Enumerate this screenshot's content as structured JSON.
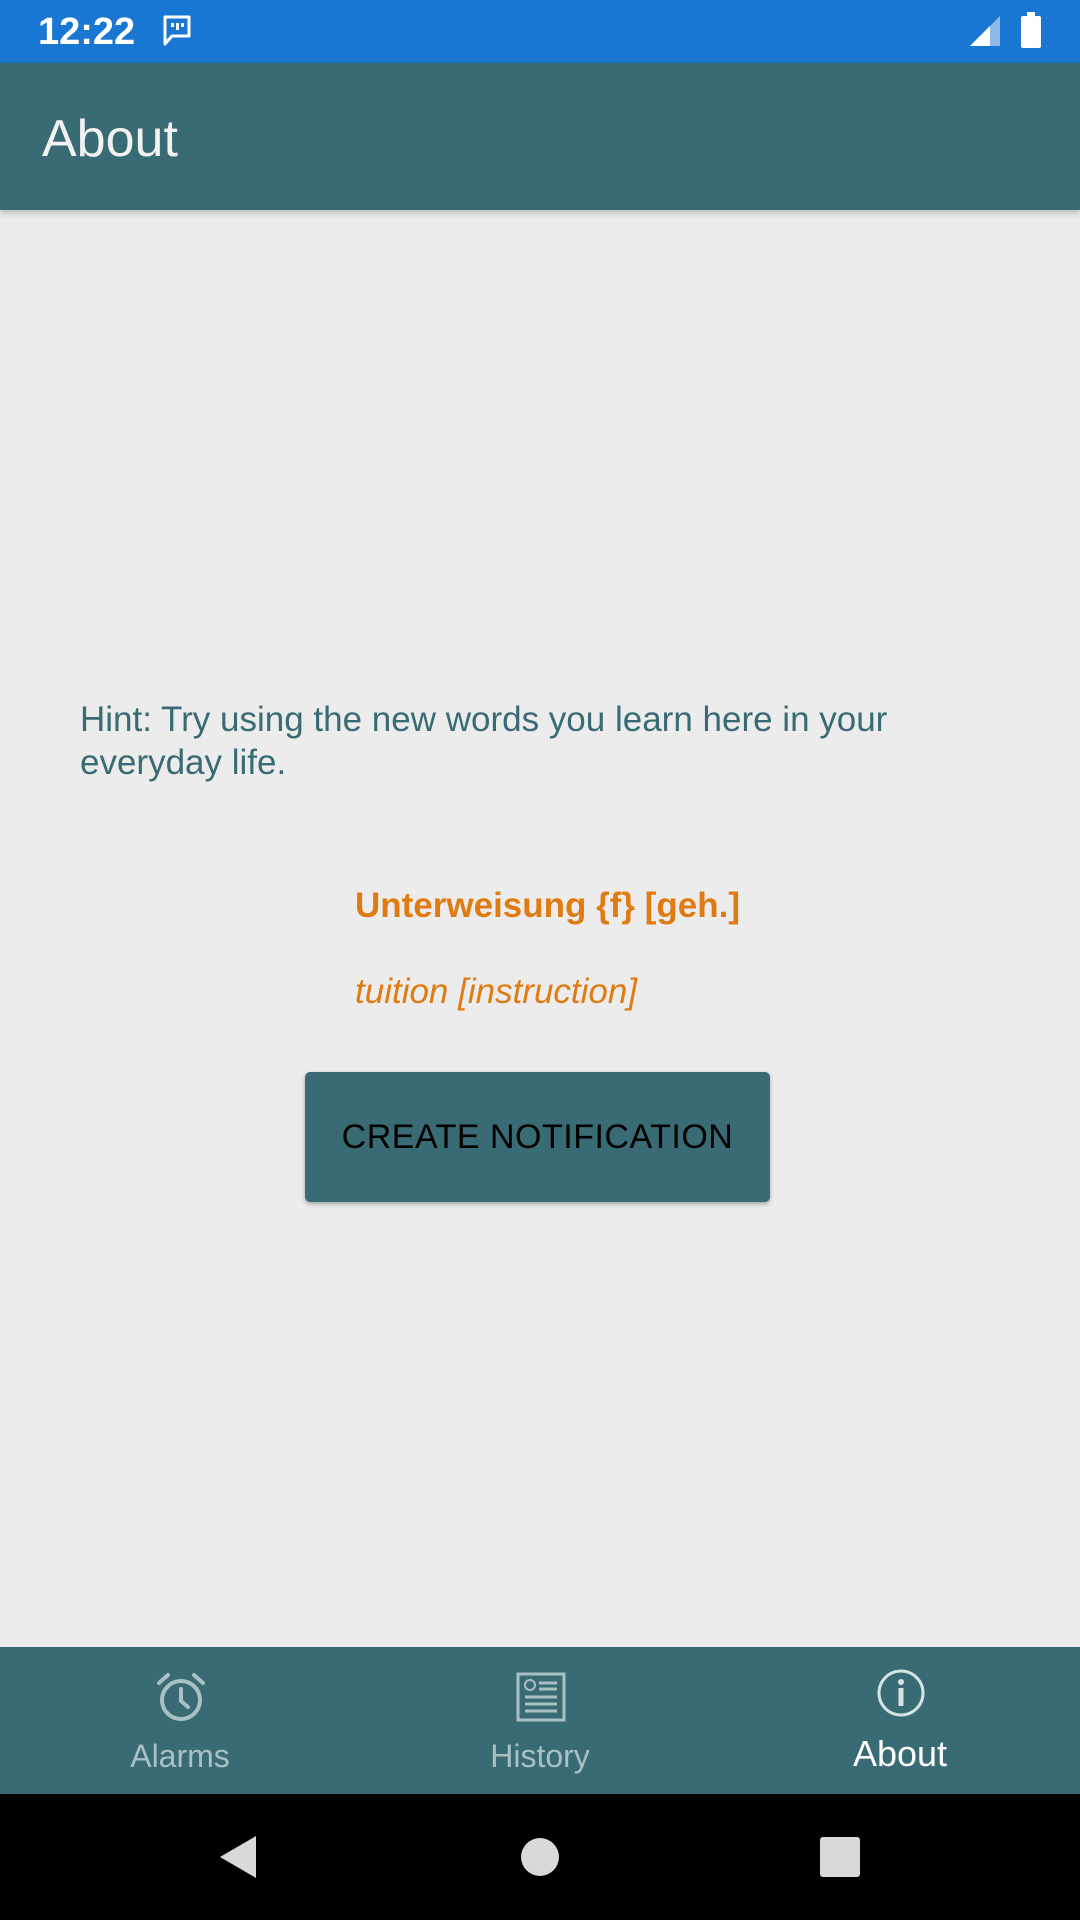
{
  "status_bar": {
    "time": "12:22",
    "color": "#1976d2",
    "icons": [
      "message-icon",
      "signal-icon",
      "battery-icon"
    ]
  },
  "app_bar": {
    "title": "About",
    "color": "#386b73"
  },
  "content": {
    "hint": "Hint: Try using the new words you learn here in your everyday life.",
    "word_term": "Unterweisung {f} [geh.]",
    "word_translation": "tuition [instruction]",
    "accent_color": "#e07b12",
    "create_button_label": "CREATE NOTIFICATION"
  },
  "bottom_nav": {
    "items": [
      {
        "label": "Alarms",
        "icon": "alarm-clock-icon",
        "active": false
      },
      {
        "label": "History",
        "icon": "history-list-icon",
        "active": false
      },
      {
        "label": "About",
        "icon": "info-icon",
        "active": true
      }
    ]
  },
  "system_nav": {
    "icons": [
      "back-icon",
      "home-icon",
      "recents-icon"
    ]
  }
}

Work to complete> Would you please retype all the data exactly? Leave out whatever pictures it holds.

Answer box>
Enumerate this screenshot's content as structured JSON.
{
  "status_bar": {
    "time": "12:22",
    "color": "#1976d2",
    "icons": [
      "message-icon",
      "signal-icon",
      "battery-icon"
    ]
  },
  "app_bar": {
    "title": "About",
    "color": "#386b73"
  },
  "content": {
    "hint": "Hint: Try using the new words you learn here in your everyday life.",
    "word_term": "Unterweisung {f} [geh.]",
    "word_translation": "tuition [instruction]",
    "accent_color": "#e07b12",
    "create_button_label": "CREATE NOTIFICATION"
  },
  "bottom_nav": {
    "items": [
      {
        "label": "Alarms",
        "icon": "alarm-clock-icon",
        "active": false
      },
      {
        "label": "History",
        "icon": "history-list-icon",
        "active": false
      },
      {
        "label": "About",
        "icon": "info-icon",
        "active": true
      }
    ]
  },
  "system_nav": {
    "icons": [
      "back-icon",
      "home-icon",
      "recents-icon"
    ]
  }
}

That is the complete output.